If you move to a different city or state, perhaps to be closer to family, you may still have a garden. Consider how to plant and furnish that garden to remind you of other life experiences in other locations. You may not be able to grow the same plants in a new city, but you can see similar flower colors, touch fuzzy leaves or rough bark that connects to your memories, and enjoy similar fragrances. Customize your space to meet your preferences and experiences, further strengthening and supporting brain health. 

4. Keeping Your Garden Accessible as Your Needs Change

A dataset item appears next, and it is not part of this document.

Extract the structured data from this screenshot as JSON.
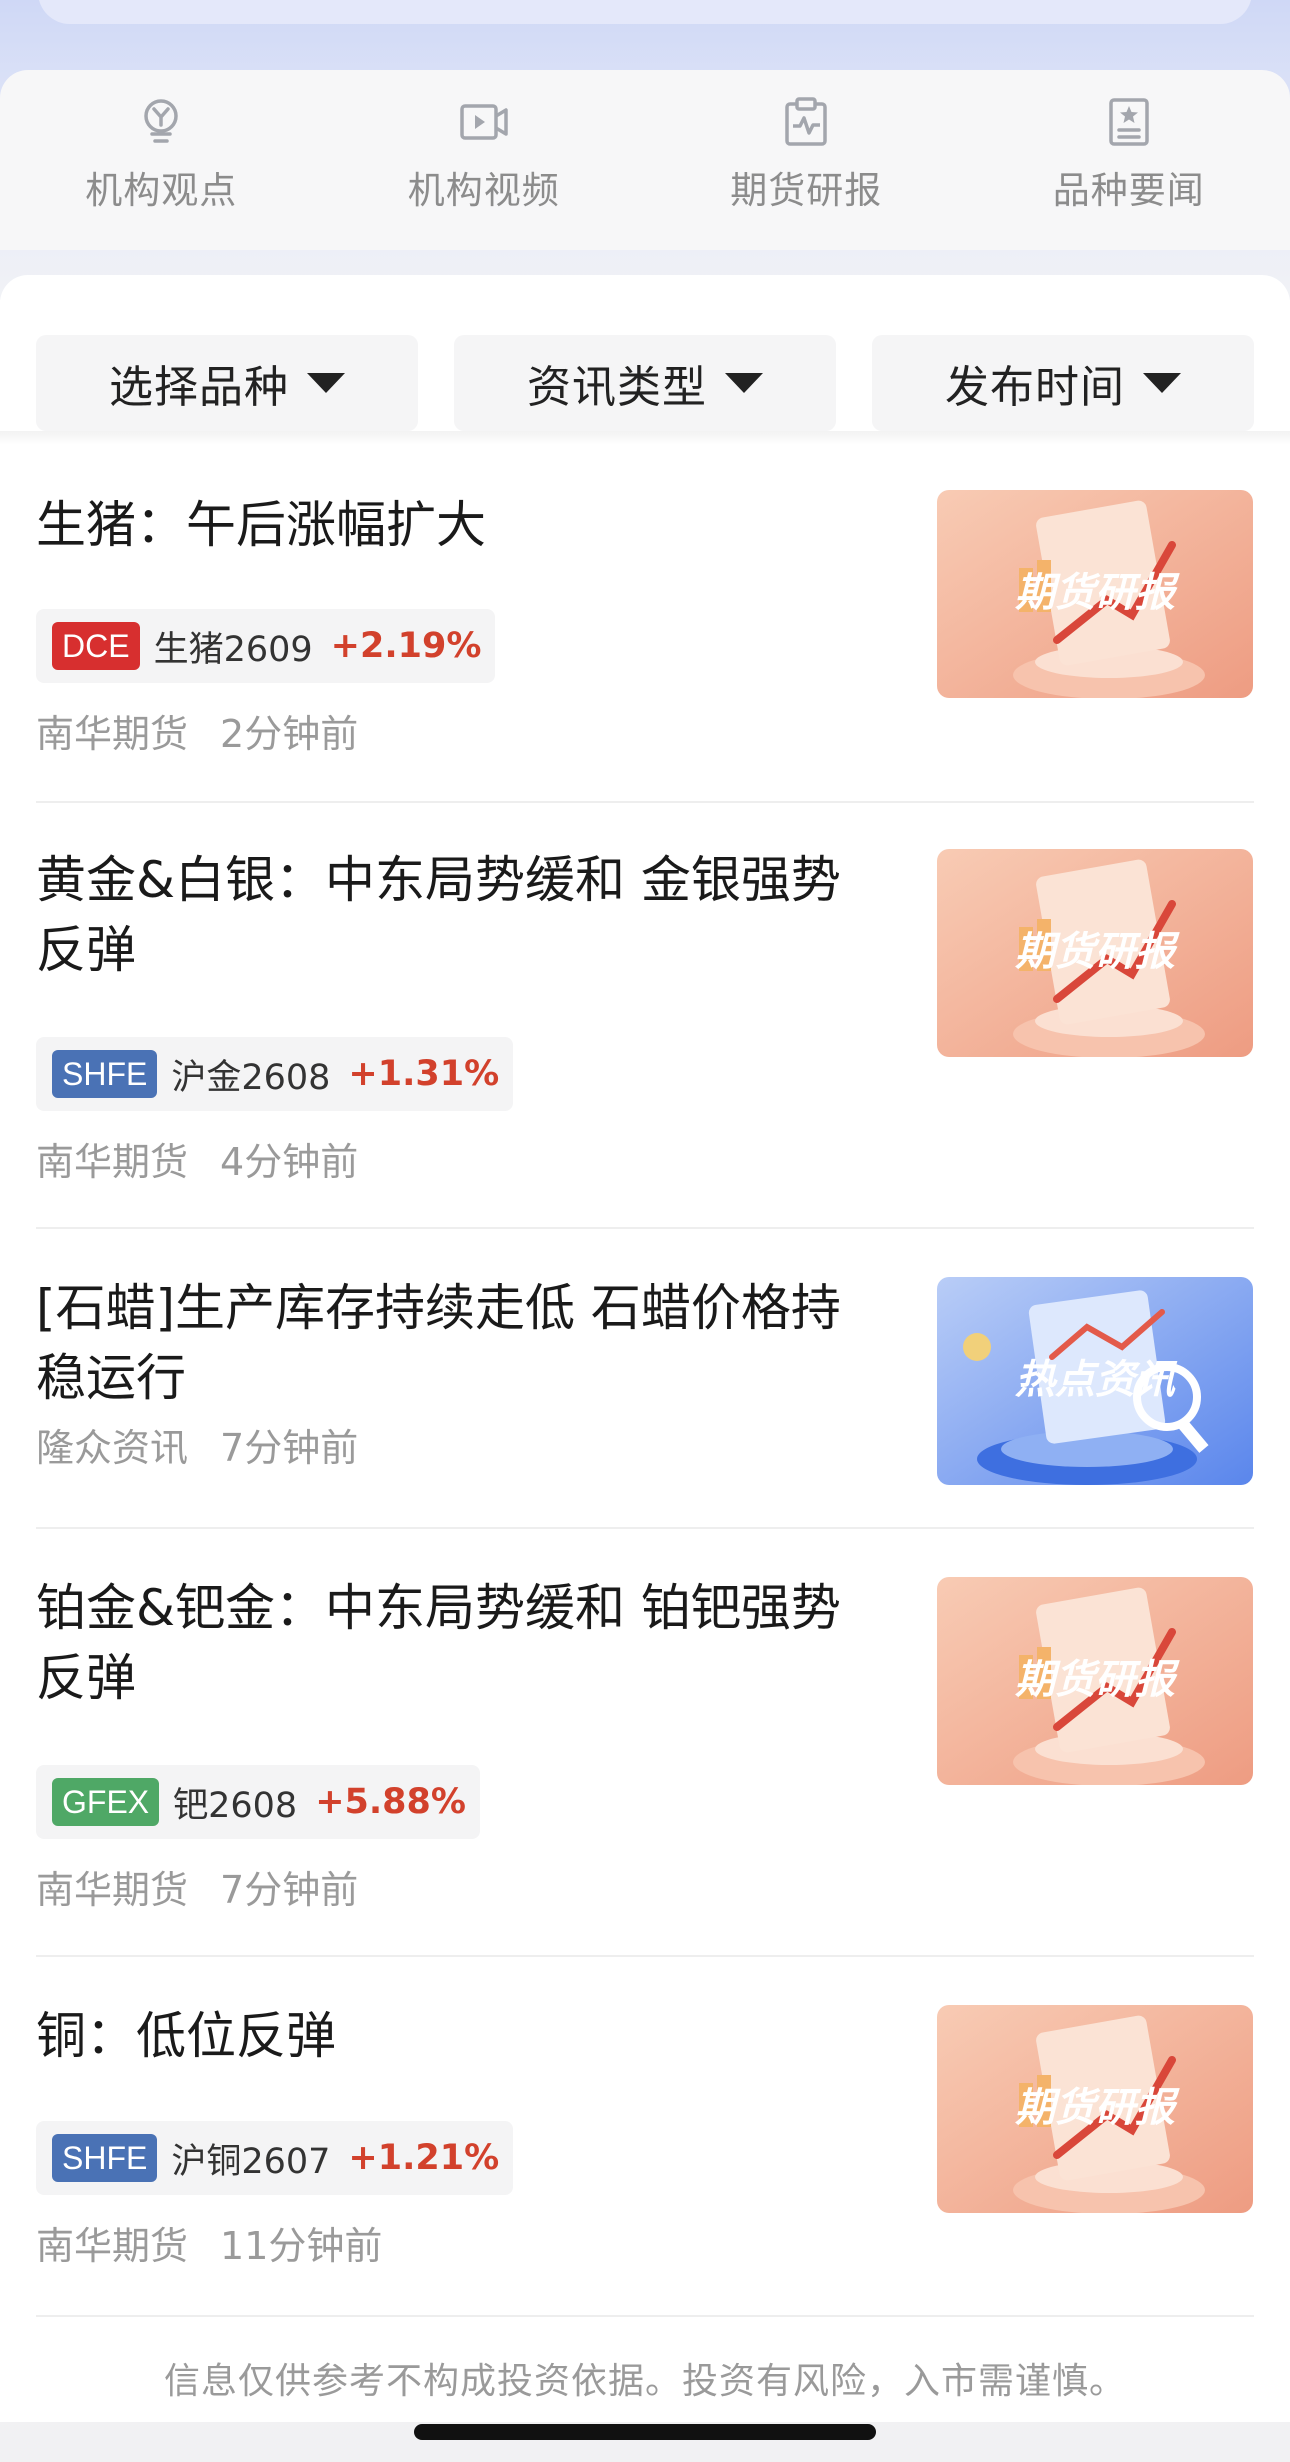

With age, accessibility to your garden can become more of an effort, especially if a chronic illness is involved. However, studies continually show that fresh air, a daily 20-minute dose of sunlight and even the minor exercise involved in a short walk, are essential to retaining your health, relieving stress, and helping your body to heal more rapidly. To plan for physical changes, include comfortable seating in both sun and shade, sited to minimize glare. Recognize that more resting spots can be added as needed, from a new bench with solid arms to a big rock with a perfect sitting hollow to a tree that's good to lean against. Think about how to draw yourself outside with intriguingly touchable plant combinations in doorway gardens and colors and scents throughout the yard that stir curiosity and invite stepping outside to explore. Plan, too, for great views from inside your home, from all rooms. Allow yourself to participate in nature through the windows, too.

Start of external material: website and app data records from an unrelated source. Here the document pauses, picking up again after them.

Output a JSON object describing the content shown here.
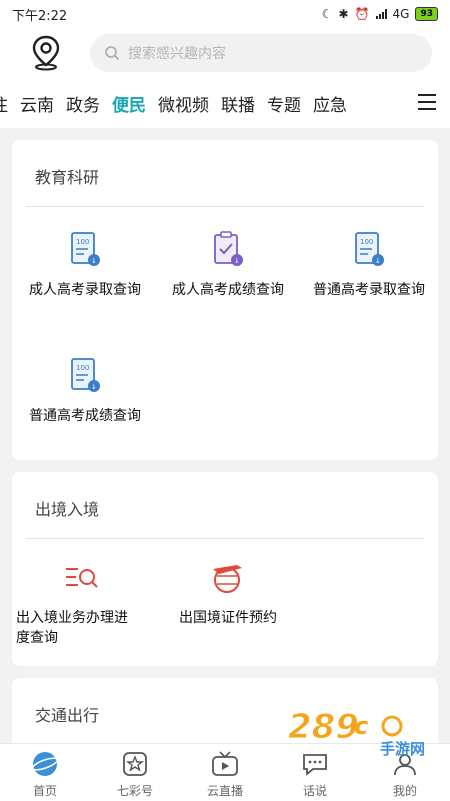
{
  "status_bar": {
    "time": "下午2:22",
    "network": "4G",
    "battery": "93"
  },
  "header": {
    "search_placeholder": "搜索感兴趣内容"
  },
  "tabs": [
    "注",
    "云南",
    "政务",
    "便民",
    "微视频",
    "联播",
    "专题",
    "应急"
  ],
  "active_tab": "便民",
  "sections": [
    {
      "title": "教育科研",
      "items": [
        "成人高考录取查询",
        "成人高考成绩查询",
        "普通高考录取查询",
        "普通高考成绩查询"
      ]
    },
    {
      "title": "出境入境",
      "items": [
        "出入境业务办理进",
        "度查询",
        "出国境证件预约"
      ]
    },
    {
      "title": "交通出行"
    }
  ],
  "bottom_nav": [
    "首页",
    "七彩号",
    "云直播",
    "话说",
    "我的"
  ],
  "watermark": {
    "number": "289",
    "suffix": "c",
    "text": "手游网"
  },
  "colors": {
    "accent": "#1aa6b3",
    "icon_blue": "#3a7fc8",
    "icon_purple": "#7b5fc6",
    "icon_red": "#e04a3b"
  }
}
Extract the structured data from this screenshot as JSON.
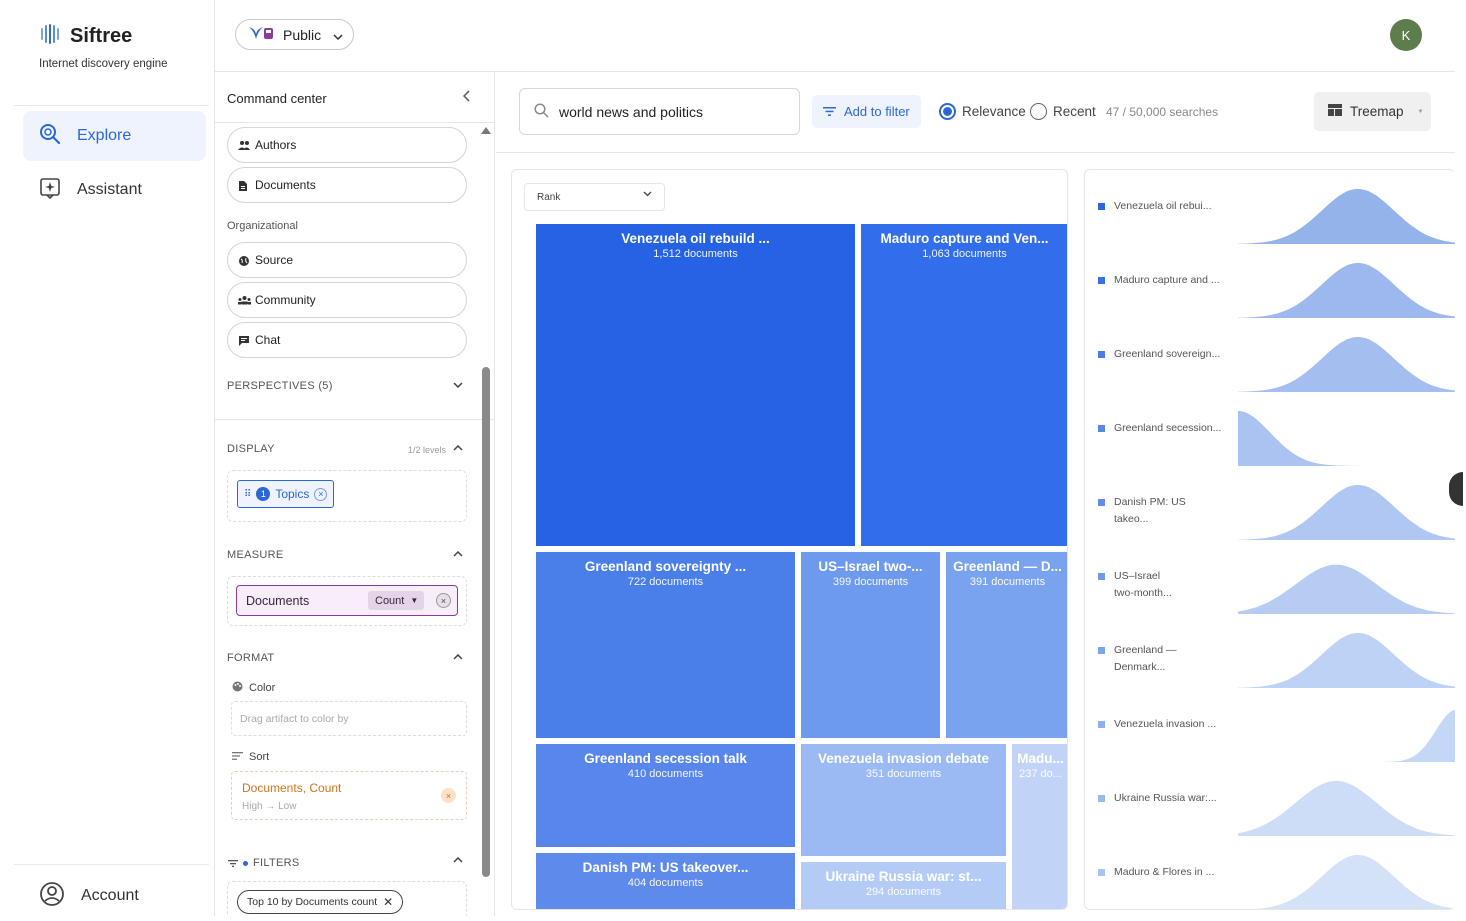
{
  "app": {
    "name": "Siftree",
    "subtitle": "Internet discovery engine"
  },
  "nav": {
    "items": [
      {
        "label": "Explore",
        "icon": "explore-search-icon",
        "active": true
      },
      {
        "label": "Assistant",
        "icon": "assistant-sparkle-icon",
        "active": false
      }
    ],
    "account_label": "Account"
  },
  "topbar": {
    "visibility_label": "Public",
    "avatar_initial": "K"
  },
  "command_center": {
    "title": "Command center",
    "pills_top": [
      {
        "label": "Authors",
        "icon": "people-icon"
      },
      {
        "label": "Documents",
        "icon": "document-icon"
      }
    ],
    "organizational_label": "Organizational",
    "pills_org": [
      {
        "label": "Source",
        "icon": "globe-icon"
      },
      {
        "label": "Community",
        "icon": "group-icon"
      },
      {
        "label": "Chat",
        "icon": "chat-icon"
      }
    ],
    "perspectives_label": "PERSPECTIVES (5)",
    "display": {
      "label": "DISPLAY",
      "levels": "1/2 levels",
      "chip_number": "1",
      "chip_label": "Topics"
    },
    "measure": {
      "label": "MEASURE",
      "chip_label": "Documents",
      "agg_label": "Count"
    },
    "format": {
      "label": "FORMAT",
      "color_label": "Color",
      "color_placeholder": "Drag artifact to color by",
      "sort_label": "Sort",
      "sort_value": "Documents, Count",
      "sort_direction": "High → Low"
    },
    "filters": {
      "label": "FILTERS",
      "chip_label": "Top 10 by Documents count"
    }
  },
  "toolbar": {
    "search_value": "world news and politics",
    "add_filter_label": "Add to filter",
    "sort_options": [
      {
        "label": "Relevance",
        "selected": true
      },
      {
        "label": "Recent",
        "selected": false
      }
    ],
    "search_count": "47 / 50,000 searches",
    "view_label": "Treemap"
  },
  "treemap": {
    "rank_select_label": "Rank",
    "tiles": [
      {
        "title": "Venezuela oil rebuild ...",
        "subtitle": "1,512 documents"
      },
      {
        "title": "Maduro capture and Ven...",
        "subtitle": "1,063 documents"
      },
      {
        "title": "Greenland sovereignty ...",
        "subtitle": "722 documents"
      },
      {
        "title": "US–Israel two-...",
        "subtitle": "399 documents"
      },
      {
        "title": "Greenland — D...",
        "subtitle": "391 documents"
      },
      {
        "title": "Greenland secession talk",
        "subtitle": "410 documents"
      },
      {
        "title": "Venezuela invasion debate",
        "subtitle": "351 documents"
      },
      {
        "title": "Madu...",
        "subtitle": "237 do..."
      },
      {
        "title": "Danish PM: US takeover...",
        "subtitle": "404 documents"
      },
      {
        "title": "Ukraine Russia war: st...",
        "subtitle": "294 documents"
      }
    ]
  },
  "chart_data": {
    "type": "table",
    "title": "",
    "categories": [
      "Venezuela oil rebuild ...",
      "Maduro capture and Ven...",
      "Greenland sovereignty ...",
      "Greenland secession talk",
      "Danish PM: US takeover...",
      "US–Israel two-...",
      "Greenland — D...",
      "Venezuela invasion debate",
      "Ukraine Russia war: st...",
      "Madu..."
    ],
    "values": [
      1512,
      1063,
      722,
      410,
      404,
      399,
      391,
      351,
      294,
      237
    ],
    "unit": "documents"
  },
  "sparklines": {
    "items": [
      {
        "label": "Venezuela oil rebui...",
        "color": "#2b67d8",
        "peak": 0.55,
        "width": 0.9,
        "height": 0.95
      },
      {
        "label": "Maduro capture and ...",
        "color": "#3a71de",
        "peak": 0.55,
        "width": 0.9,
        "height": 0.95
      },
      {
        "label": "Greenland sovereign...",
        "color": "#4a7de2",
        "peak": 0.55,
        "width": 0.9,
        "height": 0.95
      },
      {
        "label": "Greenland secession...",
        "color": "#5587e4",
        "peak": 0.0,
        "width": 0.8,
        "height": 0.95
      },
      {
        "label": "Danish PM: US takeo...",
        "color": "#5f8fe6",
        "peak": 0.55,
        "width": 0.9,
        "height": 0.95
      },
      {
        "label": "US–Israel\ntwo-month...",
        "color": "#6e9ae8",
        "peak": 0.45,
        "width": 1.0,
        "height": 0.85
      },
      {
        "label": "Greenland —\nDenmark...",
        "color": "#7da5eb",
        "peak": 0.55,
        "width": 0.9,
        "height": 0.95
      },
      {
        "label": "Venezuela invasion ...",
        "color": "#8cb0ed",
        "peak": 1.0,
        "width": 0.5,
        "height": 0.9
      },
      {
        "label": "Ukraine Russia war:...",
        "color": "#9bbbef",
        "peak": 0.45,
        "width": 1.0,
        "height": 0.95
      },
      {
        "label": "Maduro & Flores in ...",
        "color": "#a9c5f2",
        "peak": 0.55,
        "width": 0.9,
        "height": 0.95
      }
    ]
  }
}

5. Anticipating the Future and Taking Control

An Elderyarding® design anticipates your changing needs in the future and is ready to accommodate them as you age. You don't have to make every change at once. However, with a plan you are in control of how you experience the world outside of your home in your yard or garden. When your plan gives careful thought to items such as smooth, foot-friendly paths, additional lighting, moving favorite plants to patio containers, and height controls for faucets and bird feeders, you know exactly how others can help you. You are able to hint for the perfect ornamental tree to be planted closer to your ding room window or for a self-watering planter to use growing herbs on the patio. Learn about the physical and mental changes that can happen and plan for them, including changes in garden layout to transform standard garden designs such walkways disappearing around a corner with later needs for clearly visible garden layouts that accommodate way-finding and memory.

Getting connected with nature can help to keep you active and healthy as you age. Creating an Elderyarding® design in your landscape can keep you safely out in the yard or immersed in the excitement of the natural world close up for your health and delight.  

So what do you think? Is Elderyarding® an approach that makes sense to you?

Ann Yakimovicz